To help address the issues that ads.txt does not take care of, the IAB Tech Lab recommends looking towards also implementing upcoming technology such as OpenRTB 3.0 and ads.cert.
“The industry should be aware that there is no silver bullet with which to solve fraud,” says the IAB Tech Lab’s Buchheim. “In addition to implementing ads.txt, companies should be looking at upcoming technology such as OpenRTB 3.0 and ads.cert to sign bid requests and provide authentication in the supply chain. The Trustworthy Accountability Group’s anti-fraud certification and use of anti-fraud vendors may also be part of a company’s strategy against fraud, as could other emerging offerings.”
As Buchheim mentions, ads.txt is not a complete solution to solving ad fraud, and one place the solution has yet to arrive is mobile in-app. This is because it simply isn’t as easy to create a solution for the app ecosystem.
“In-app is tricky because of the multiple different SDKs (software development kits) out there,” says IAB UK’s Frew. “It’s not going to be called ads.txt. It’s going to have to be something that is unique and tailored to the app environment, but it will hopefully perform the same function.”
However, Gil Klein, managing director at Mobfox, believes an in-app solution is unlikely to be too far away. “While there is no solution like ads.txt for apps just yet, like most new technologies in the ad tech industry, it will eventually transition from web to mobile,” he says.
“The way I expect ads.txt will be implemented in-app is for app developers to place the ads.txt file inside the app store (whether iOS or Android) in a dedicated section.

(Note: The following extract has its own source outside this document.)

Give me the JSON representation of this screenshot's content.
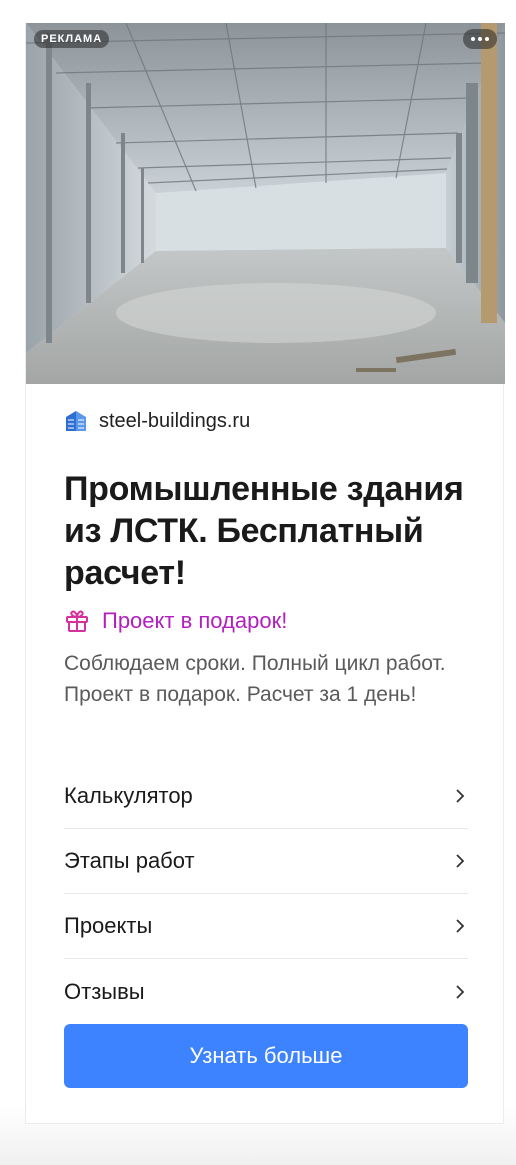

This will help clean up the ecosystem, allowing demand partners to scan the app store for the ads.txt file to ensure buyers are truly receiving what they’ve purchased.”
Which, at the end of the day, is what ads.txt is all about.